**WORK TO BE COMPLETED**
Lines containing the word "into" are to be copied from the data below.

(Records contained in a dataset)
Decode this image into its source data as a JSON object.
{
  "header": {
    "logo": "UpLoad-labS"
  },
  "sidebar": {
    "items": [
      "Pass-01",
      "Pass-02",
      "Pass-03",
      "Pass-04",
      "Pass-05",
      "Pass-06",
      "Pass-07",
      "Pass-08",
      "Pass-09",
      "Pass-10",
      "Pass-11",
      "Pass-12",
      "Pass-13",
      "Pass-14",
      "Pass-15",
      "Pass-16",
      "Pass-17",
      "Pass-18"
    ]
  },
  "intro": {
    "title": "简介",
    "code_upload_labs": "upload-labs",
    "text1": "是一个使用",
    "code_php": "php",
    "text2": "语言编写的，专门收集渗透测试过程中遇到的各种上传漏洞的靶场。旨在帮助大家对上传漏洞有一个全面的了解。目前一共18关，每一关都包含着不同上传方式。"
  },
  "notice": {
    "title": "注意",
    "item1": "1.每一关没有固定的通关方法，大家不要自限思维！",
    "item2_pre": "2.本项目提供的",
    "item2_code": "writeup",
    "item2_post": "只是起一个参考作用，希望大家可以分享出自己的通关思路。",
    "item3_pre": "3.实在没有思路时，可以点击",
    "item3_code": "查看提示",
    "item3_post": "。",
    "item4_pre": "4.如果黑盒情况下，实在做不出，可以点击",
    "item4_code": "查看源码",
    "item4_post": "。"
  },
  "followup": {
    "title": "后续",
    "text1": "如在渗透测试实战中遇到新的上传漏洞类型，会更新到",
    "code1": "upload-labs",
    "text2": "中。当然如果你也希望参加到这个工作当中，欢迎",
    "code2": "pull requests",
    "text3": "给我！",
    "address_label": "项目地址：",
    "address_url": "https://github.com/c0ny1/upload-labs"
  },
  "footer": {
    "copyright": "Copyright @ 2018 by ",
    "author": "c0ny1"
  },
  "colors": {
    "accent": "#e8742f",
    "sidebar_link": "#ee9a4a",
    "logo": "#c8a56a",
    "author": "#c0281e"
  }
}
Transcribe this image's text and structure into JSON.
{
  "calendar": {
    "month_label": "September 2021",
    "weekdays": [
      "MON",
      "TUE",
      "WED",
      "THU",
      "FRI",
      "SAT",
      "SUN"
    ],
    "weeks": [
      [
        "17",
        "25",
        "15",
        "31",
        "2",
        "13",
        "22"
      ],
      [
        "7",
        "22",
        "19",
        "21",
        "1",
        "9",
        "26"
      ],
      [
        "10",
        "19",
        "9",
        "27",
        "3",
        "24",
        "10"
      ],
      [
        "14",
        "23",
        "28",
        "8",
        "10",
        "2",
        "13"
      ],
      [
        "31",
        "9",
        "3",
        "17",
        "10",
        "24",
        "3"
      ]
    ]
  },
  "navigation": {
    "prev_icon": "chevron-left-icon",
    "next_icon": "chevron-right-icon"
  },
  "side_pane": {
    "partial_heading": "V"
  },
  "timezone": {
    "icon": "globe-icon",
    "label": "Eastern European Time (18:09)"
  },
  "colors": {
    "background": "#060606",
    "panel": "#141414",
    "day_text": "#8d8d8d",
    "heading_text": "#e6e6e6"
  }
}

**TASK RESULT**
Decode this image into its source data as a JSON object.
Transcribe this image's text and structure into JSON.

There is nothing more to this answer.